Advertisement
YOU ARE HERE: LAT HomeCollections

Photography

A maverick in focus

A Paris retrospective puts the street-fueled intensity of provocative photographer William Klein in career-spanning context.

January 15, 2006|Kristin Hohenadel | Special to The Times

Paris — A boy with the face of a killer points a gun so close it blurs. The photograph seems to capture what is wrong with today's shocking world. But it is testimony to 1950s New York, and the youngster with the toy gun has been teased by the maverick photographer and filmmaker William Klein -- who ran into some aspiring little street punks one day in 1955 while making his first book of photos -- "to look tough."

The image is the cover of Klein's latest book, "Retrospective," which has been published in France (Marval) to coincide with what is being billed as the most important retrospective of Klein's work in two decades, at the Pompidou Center through Feb. 20. This wide-ranging show includes documentary and fashion photographs, book covers, film posters and clips and an installation of gigantic painted contact sheets created specifically for the exhibition by the 77-year-old American, who has lived in Paris since 1948.

"Stop it with the boy with the gun," said the gruffly charming Klein at his grand apartment on the Rue de Medicis, with its million-dollar view of the Luxembourg Gardens. He is tall and wears his longish gray hair tousled, a red bandana tied ascot style peeking out from beneath a charcoal-colored cable-knit sweater, his hands in the pockets of his jeans.

"Now, I get phone calls all the time, 'We are a magazine in Norway and we're doing a thing on what are our kids coming to...' " he said and laughed the soft laugh that interrupts most of his sentences. "I had maybe 30 or 40 covers that were done with that photograph and the headline 'What are our kids coming to?' "

Klein has always been a controversial, provocative photographer, known for a kamikaze street style that resulted in a widely imitated brand of photography that used wide-angle lenses, movement and blur and has created a dynamic and thrilling body of work over the last half century.

In a review of the show, the Paris daily Liberation described him as "an ogre who turns upside down everything he touches." In the 1981 "William Klein: Photographs," John Heilpern wrote: "Among modern photographers, it could be that Klein is the joker in the pack. Without formal training, he set out to discover a way of taking pictures -- and invented a prototype."

Klein, who is much better known outside his native country, has always collaborated in the making of his exhibitions -- for the Pompidou show, with curators Quentin Bajac and Alain Sayag -- blowing up photos and arranging them like movie stills on a wall and otherwise art-directing the experience. "William Klein has conserved his extraordinary vitality," Sayag writes in the text for "Retrospective," "whether he is producing a book, a film, a commercial, it's always the same manner of creating disorder to better get a handle on the ineluctable chaos of our time."

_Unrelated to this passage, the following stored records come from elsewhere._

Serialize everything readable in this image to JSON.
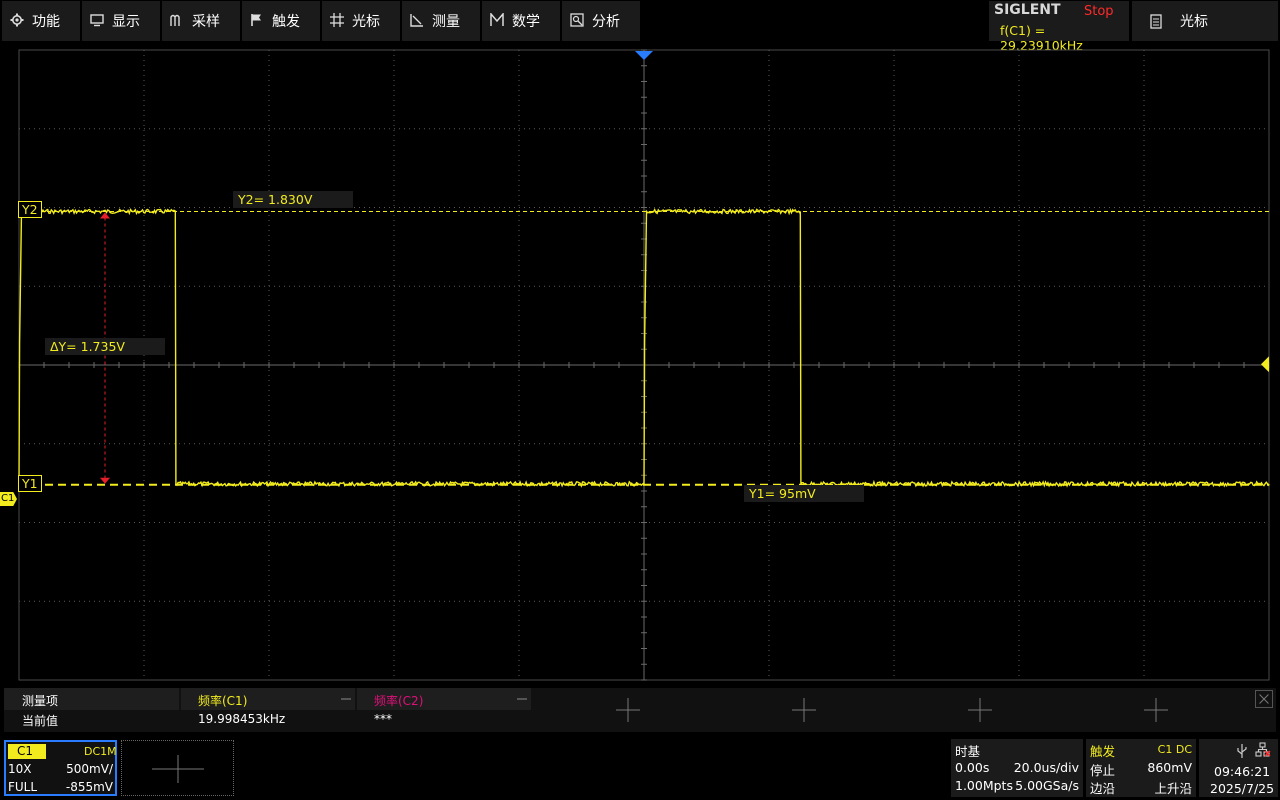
{
  "menu": [
    {
      "label": "功能",
      "icon": "gear-icon"
    },
    {
      "label": "显示",
      "icon": "monitor-icon"
    },
    {
      "label": "采样",
      "icon": "acquire-icon"
    },
    {
      "label": "触发",
      "icon": "flag-icon"
    },
    {
      "label": "光标",
      "icon": "cursor-cross-icon"
    },
    {
      "label": "测量",
      "icon": "measure-icon"
    },
    {
      "label": "数学",
      "icon": "math-icon"
    },
    {
      "label": "分析",
      "icon": "analysis-icon"
    }
  ],
  "brand": "SIGLENT",
  "run_state": "Stop",
  "freq_readout": "f(C1) = 29.23910kHz",
  "cursor_menu": {
    "label": "光标",
    "icon": "clipboard-icon"
  },
  "colors": {
    "trace": "#f2ec1e",
    "cursor_delta": "#e8202a",
    "run_state": "#ff2a2a",
    "channel2": "#e0107a",
    "accent": "#2a7cff",
    "grid": "#5a5a5a"
  },
  "cursors": {
    "y2_tag": "Y2",
    "y1_tag": "Y1",
    "y2_value": "Y2= 1.830V",
    "y1_value": "Y1= 95mV",
    "delta_value": "ΔY= 1.735V",
    "channel_marker": "C1"
  },
  "measurements": {
    "row_header": "测量项",
    "row_value_label": "当前值",
    "items": [
      {
        "name": "频率(C1)",
        "value": "19.998453kHz",
        "color": "#f2ec1e"
      },
      {
        "name": "频率(C2)",
        "value": "***",
        "color": "#e0107a"
      }
    ]
  },
  "channel1": {
    "badge": "C1",
    "coupling": "DC1M",
    "probe": "10X",
    "scale": "500mV/",
    "bandwidth": "FULL",
    "offset": "-855mV"
  },
  "timebase": {
    "title": "时基",
    "delay": "0.00s",
    "scale": "20.0us/div",
    "memory": "1.00Mpts",
    "sample_rate": "5.00GSa/s"
  },
  "trigger": {
    "title": "触发",
    "source": "C1 DC",
    "state": "停止",
    "level": "860mV",
    "type": "边沿",
    "slope": "上升沿"
  },
  "clock": {
    "time": "09:46:21",
    "date": "2025/7/25"
  },
  "chart_data": {
    "type": "line",
    "title": "",
    "xlabel": "",
    "ylabel": "",
    "x_divisions": 10,
    "y_divisions": 8,
    "time_per_div_us": 20,
    "volts_per_div": 0.5,
    "xlim_us": [
      -100,
      100
    ],
    "series": [
      {
        "x_us": [
          -100,
          -99.9,
          -99.6,
          -75.0,
          -74.9,
          0.0,
          0.1,
          0.4,
          25.0,
          25.1,
          100
        ],
        "y_V": [
          0.1,
          1.0,
          1.83,
          1.83,
          0.1,
          0.1,
          1.0,
          1.83,
          1.83,
          0.1,
          0.1
        ]
      }
    ],
    "cursor_y2_V": 1.83,
    "cursor_y1_V": 0.095,
    "trigger_level_V": 0.86,
    "grid": true
  }
}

He designs his own books -- the photos crowded to the edges of both sides of the spine, not carefully perched in the white space. "I always did my layouts and typography for my books," he said. "But I know really important photographers -- Cartier-Bresson, Salgado -- who choose the photograph or don't really choose them all, give it to an editor and he puts it together. I think if you don't do the sequencing and everything, it's not your book."

Klein grew up in a poor family on Manhattan's Upper West Side, spent his teenage afternoons hanging out at the Museum of Modern Art, finished City College at 18, and enlisted in the armed forces in 1946. He was sent to Germany, where he did cartoons for Stars and Stripes and oversaw the work of German art historians who were cataloging artwork stolen by the Nazis. "These guys had written books and they knew a million times more than I did, but I was an American soldier and they respected me a lot because I would give them chocolate."

After six months in Germany, Klein was sent to Paris, where he studied at the Sorbonne on the GI Bill. On his second day in the city, he said, a miracle happened.

"I had read a lot of things about Paris and I had toured around trying to find this place that Gide had talked about or whoever," he said. "I was going down Rue des St. Peres and I saw the most beautiful girl in the world. I said, 'Can you tell me where the Ecole des Beaux-Arts is?' And she started explaining and all I was doing was looking at her. Then I said 'What are you doing tonight?' and we stayed together for more than 50 years. It was really a miracle. She died 2 1/2 months ago. I still can't get over it." The show and the book are dedicated to his late wife, Jeanne, whose naive animal paintings occupy a whole wall of the salon.

In Paris, Klein had a brief spell at the atelier of Fernand Leger; made geometric, abstract, unsentimental paintings; and soon began taking photographs that applied the principles of art but did not aspire to be art photographs.

Advertisement
Los Angeles Times Articles
|
|
|